River Rusizi busted the banks submerging and damaging homes and properties of the residents living around the lake. PHOTO| FILE
The water level of the Africa’s deepest Lake Tanganyika has significantly increase for the last couple of months as habitants around the lake remain stranded as floods destroys properties and homes.
The inundations occurred on April 30, 2020 that affected more than 27 000 people among which 22 000 children leaving over 6 000 people homeless.
River Rusizi busted the banks submerging and damaging homes and properties of the residents living around the lake.
“For a week we are stranded and we fear for our health due to poor hygiene,” said Maman Queen a flood victim in Gatumba.
“Most of the activities are paralyzed and now transport is done by small boats due to the floods and we pay between BIF 2000 to BIF 5000 (approximately $1 to $2)”, said Emmanuel Harakandi a local administrator in Bujumbura.
The Burundian Government had provided relief aid to thousands of flood victims last week.
Environmentalists have warned that duellers should stop building on the shores of Lake Tanganyika at all costs, and respect the tampon zone which is 150 metres as per the water code of the country.
Lake Tanganyika which is shared by four African countries of Burundi, Democratic Republic of Congo, Tanzania and Zambia is a source of food, drinking water, transport and many other amenities to millions of people who live in the lake basin and beyond second largest lake and second deepest lake in the world.
However the lake have been much affected by the climate change that have seen little or no attention have been put in order to find the best solution for the conservation of the lake, “currently with the problems the lake is facing there have been no significant plan of action or strategies that are already implemented on the ground to combat and tackle the climate change,” said one of the directors of Fisheries at the Lake Tanganyika Authority (LTA).
Lake Tanganyika Authority was esablished in place including all the countries that shares the lake.
Environmentalists say that there is an increase in air temperature and with similar increases in water temperature which has been noted around Lake Tanganyika since the 1960’s, LTA coordinated a lake wide joint fisheries frame survey conducted in 2011 and the survey showed that the number of fishers and fishing vessels had doubled as compared to figures obtained in another lake wide frame survey conducted in 1995.
Burundi government introduced a law that protects water bodies that only allows the construction of private buildings only beyond 150meters away from the lake, the space of 150metres is used for the plantation of trees but only those who got special authorization can build near the lake.
Climate change is probably the most complex and challenging environmental problem facing the world today mainly caused by desertification, air and water pollution.
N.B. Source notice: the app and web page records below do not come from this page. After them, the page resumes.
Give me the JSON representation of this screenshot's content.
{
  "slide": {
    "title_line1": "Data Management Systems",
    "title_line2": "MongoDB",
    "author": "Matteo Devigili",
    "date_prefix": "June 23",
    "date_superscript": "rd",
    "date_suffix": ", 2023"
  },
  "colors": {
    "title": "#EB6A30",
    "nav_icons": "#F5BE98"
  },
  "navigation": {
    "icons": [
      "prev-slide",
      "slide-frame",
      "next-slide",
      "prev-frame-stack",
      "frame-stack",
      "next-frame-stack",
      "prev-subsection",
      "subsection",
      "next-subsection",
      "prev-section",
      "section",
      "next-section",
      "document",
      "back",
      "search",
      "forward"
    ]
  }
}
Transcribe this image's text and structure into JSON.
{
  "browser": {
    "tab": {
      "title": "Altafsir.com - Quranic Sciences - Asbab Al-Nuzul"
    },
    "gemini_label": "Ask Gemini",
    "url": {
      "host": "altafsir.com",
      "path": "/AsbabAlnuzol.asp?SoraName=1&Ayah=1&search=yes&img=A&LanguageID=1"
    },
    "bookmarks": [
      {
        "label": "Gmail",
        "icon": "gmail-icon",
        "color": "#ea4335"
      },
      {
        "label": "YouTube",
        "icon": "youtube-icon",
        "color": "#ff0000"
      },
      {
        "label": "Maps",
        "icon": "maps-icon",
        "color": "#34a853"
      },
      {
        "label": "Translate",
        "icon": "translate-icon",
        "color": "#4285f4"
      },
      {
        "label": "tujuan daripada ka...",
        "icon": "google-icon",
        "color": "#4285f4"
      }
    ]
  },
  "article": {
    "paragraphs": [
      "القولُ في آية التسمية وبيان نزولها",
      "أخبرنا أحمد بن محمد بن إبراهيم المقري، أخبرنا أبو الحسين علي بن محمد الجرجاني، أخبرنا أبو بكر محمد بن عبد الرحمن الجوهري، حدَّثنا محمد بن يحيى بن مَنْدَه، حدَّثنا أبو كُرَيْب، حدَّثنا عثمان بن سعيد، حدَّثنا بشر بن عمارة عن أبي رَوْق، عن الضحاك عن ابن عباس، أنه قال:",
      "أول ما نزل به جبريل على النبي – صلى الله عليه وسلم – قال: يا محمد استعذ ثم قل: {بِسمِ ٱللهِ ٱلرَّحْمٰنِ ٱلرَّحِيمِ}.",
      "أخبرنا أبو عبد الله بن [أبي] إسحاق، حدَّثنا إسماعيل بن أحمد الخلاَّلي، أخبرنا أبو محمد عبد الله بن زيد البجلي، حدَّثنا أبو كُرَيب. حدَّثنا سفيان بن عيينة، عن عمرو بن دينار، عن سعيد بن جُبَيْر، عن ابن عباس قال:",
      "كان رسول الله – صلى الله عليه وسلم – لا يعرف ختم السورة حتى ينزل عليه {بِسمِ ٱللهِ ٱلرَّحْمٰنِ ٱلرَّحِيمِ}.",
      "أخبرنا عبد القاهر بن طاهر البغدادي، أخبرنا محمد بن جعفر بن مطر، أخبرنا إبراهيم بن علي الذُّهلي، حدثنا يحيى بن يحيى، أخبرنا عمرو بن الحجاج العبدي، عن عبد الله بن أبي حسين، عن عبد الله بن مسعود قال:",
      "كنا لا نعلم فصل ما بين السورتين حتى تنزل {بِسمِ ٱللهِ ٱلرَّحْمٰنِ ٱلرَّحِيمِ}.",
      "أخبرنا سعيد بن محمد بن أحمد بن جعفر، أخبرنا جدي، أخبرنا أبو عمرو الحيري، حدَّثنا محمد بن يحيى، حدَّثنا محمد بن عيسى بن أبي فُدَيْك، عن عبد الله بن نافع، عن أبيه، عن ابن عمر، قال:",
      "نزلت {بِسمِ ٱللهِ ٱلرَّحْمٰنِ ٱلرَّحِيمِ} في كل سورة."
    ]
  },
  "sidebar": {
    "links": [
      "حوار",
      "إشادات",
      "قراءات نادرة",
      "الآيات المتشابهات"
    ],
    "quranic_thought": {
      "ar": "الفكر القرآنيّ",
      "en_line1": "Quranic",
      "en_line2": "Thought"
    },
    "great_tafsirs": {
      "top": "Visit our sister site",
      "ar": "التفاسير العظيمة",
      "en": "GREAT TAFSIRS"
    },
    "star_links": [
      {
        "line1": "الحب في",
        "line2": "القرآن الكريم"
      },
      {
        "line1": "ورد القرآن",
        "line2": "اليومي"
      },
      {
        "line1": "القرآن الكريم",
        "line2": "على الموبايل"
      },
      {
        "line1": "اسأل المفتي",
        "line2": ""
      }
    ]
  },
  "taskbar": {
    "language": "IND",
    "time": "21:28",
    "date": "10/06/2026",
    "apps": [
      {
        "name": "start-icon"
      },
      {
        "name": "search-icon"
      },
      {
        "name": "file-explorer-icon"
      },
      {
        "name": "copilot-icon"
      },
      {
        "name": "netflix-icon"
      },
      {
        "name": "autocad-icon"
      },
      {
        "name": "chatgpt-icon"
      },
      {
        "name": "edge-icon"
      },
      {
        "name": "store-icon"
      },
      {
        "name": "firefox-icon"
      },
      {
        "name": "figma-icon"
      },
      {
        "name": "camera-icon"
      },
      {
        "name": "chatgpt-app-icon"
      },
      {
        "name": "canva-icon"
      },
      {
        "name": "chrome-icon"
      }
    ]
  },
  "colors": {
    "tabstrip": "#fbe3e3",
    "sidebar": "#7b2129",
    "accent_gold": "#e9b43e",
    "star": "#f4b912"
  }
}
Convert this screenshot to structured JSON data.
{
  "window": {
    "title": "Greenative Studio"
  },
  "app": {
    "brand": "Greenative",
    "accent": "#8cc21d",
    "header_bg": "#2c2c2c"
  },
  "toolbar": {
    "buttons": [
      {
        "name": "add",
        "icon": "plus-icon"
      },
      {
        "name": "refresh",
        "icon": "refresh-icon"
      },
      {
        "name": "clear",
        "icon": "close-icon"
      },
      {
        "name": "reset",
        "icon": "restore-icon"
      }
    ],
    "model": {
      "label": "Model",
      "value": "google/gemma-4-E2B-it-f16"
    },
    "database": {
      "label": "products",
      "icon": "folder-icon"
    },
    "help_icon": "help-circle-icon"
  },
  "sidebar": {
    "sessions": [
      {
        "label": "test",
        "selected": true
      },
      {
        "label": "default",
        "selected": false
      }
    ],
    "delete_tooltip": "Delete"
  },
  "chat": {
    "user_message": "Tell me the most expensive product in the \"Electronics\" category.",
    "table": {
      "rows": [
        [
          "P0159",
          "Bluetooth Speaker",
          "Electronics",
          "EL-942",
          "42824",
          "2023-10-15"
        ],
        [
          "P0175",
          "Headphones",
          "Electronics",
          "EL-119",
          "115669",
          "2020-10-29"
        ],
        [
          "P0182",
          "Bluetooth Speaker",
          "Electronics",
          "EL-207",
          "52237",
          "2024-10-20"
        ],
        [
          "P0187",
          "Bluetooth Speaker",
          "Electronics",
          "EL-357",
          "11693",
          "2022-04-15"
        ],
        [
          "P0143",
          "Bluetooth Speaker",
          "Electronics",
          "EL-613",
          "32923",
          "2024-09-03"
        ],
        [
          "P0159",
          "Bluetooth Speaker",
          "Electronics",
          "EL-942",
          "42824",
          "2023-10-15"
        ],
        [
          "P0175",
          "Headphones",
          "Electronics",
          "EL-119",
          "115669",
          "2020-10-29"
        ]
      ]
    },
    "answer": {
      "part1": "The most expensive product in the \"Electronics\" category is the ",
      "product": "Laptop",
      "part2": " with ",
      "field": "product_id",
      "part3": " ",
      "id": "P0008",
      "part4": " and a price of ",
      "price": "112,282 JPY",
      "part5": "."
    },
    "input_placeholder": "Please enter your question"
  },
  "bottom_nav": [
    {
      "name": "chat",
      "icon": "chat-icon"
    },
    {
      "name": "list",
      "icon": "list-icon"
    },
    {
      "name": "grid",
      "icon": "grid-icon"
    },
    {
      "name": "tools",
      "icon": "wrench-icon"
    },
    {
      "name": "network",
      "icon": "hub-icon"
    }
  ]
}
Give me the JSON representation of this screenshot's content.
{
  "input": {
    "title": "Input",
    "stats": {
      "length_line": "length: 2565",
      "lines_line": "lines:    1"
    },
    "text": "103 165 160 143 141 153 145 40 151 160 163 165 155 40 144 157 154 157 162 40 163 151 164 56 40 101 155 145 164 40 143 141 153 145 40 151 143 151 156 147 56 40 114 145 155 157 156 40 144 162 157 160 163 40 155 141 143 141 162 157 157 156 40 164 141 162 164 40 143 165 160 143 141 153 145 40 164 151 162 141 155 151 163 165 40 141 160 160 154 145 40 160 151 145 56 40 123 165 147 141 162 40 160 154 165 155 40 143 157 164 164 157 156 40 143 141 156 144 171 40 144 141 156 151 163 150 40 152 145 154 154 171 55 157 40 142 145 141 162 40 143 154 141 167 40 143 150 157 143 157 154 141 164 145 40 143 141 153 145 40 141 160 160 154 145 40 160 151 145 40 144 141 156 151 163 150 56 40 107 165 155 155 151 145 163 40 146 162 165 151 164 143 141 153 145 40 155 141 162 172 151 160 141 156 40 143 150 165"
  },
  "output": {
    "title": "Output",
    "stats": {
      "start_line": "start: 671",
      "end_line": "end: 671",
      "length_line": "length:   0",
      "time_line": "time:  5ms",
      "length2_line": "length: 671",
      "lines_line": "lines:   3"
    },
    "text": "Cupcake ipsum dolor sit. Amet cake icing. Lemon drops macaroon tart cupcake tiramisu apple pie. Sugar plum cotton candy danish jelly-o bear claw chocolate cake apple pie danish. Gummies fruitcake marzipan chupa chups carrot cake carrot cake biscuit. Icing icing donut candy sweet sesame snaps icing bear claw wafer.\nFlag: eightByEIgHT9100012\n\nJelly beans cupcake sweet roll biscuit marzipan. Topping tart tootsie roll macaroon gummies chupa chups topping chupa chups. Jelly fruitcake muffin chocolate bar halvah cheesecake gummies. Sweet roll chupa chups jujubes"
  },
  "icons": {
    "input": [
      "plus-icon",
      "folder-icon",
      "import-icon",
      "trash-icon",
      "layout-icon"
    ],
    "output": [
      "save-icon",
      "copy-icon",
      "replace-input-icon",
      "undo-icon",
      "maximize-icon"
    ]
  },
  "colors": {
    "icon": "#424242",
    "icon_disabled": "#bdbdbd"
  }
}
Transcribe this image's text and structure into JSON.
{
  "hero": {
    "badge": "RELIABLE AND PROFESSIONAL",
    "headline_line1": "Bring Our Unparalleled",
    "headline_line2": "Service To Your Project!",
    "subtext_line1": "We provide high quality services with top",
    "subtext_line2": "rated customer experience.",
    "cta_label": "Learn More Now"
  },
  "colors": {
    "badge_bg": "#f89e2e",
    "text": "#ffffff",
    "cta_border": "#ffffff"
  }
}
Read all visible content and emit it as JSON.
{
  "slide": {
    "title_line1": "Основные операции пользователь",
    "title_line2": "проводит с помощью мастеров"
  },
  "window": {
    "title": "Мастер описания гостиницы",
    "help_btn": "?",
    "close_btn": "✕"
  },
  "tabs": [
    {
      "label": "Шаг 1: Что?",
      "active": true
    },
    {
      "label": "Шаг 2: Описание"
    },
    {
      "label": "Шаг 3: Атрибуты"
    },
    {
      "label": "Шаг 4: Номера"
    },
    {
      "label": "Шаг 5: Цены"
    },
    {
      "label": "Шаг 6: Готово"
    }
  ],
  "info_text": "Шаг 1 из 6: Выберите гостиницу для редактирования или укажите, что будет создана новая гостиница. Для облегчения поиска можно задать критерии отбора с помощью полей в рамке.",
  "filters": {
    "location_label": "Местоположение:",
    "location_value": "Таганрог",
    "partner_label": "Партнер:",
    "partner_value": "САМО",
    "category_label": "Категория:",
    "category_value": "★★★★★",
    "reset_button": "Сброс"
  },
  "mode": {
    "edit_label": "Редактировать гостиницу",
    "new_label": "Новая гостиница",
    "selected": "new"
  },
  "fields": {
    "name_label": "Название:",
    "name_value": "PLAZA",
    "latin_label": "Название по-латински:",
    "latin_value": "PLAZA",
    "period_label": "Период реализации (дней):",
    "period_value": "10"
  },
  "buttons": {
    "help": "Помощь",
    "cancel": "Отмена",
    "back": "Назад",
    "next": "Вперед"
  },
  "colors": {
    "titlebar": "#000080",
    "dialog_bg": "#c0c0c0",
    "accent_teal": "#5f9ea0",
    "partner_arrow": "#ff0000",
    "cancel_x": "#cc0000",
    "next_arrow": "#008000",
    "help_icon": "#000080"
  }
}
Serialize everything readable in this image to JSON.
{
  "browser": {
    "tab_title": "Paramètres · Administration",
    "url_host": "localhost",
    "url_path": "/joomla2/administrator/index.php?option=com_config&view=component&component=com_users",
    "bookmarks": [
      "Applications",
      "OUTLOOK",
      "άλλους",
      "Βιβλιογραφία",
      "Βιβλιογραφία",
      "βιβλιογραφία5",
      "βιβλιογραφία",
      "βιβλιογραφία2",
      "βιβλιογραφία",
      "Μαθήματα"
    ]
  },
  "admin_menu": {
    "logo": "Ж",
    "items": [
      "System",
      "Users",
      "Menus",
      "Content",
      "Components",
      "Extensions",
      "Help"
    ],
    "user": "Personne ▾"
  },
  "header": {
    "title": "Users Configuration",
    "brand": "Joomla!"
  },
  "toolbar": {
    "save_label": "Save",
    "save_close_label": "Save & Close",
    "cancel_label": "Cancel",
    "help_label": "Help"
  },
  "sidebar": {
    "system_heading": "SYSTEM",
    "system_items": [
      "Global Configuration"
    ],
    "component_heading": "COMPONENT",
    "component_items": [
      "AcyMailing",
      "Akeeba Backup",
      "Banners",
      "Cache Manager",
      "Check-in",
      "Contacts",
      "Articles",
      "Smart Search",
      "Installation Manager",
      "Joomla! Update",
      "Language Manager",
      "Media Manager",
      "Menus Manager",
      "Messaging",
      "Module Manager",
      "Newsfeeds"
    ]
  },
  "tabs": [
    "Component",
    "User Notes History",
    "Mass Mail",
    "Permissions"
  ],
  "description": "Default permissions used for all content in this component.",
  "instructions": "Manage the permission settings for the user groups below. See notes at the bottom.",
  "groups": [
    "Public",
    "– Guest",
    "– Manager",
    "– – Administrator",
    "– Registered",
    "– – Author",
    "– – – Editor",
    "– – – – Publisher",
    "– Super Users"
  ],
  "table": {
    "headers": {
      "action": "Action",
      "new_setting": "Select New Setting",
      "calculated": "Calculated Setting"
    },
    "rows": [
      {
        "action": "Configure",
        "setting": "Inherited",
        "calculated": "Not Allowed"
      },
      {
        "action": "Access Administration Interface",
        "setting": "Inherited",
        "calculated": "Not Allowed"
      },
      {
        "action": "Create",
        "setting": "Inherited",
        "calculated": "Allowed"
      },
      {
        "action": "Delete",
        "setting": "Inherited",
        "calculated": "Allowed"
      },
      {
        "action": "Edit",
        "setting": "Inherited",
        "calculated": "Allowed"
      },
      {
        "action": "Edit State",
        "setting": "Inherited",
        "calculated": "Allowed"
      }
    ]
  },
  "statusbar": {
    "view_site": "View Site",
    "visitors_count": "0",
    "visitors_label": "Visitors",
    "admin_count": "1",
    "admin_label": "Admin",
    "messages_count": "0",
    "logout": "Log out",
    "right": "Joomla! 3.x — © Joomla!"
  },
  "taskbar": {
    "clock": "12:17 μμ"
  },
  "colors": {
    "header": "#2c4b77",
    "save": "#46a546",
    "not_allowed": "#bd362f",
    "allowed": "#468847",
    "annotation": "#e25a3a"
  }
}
Currently, the intriguing questions include weather uncertainties, persistent climatic abnormalities, rampant environmental degradation and eminent food insecurity. Some of these complexities are exacerbated by increased human population and demand for more agricultural land for food production, which have resulted in destruction of the vegetation cover and subsequently rampant environmental degradation.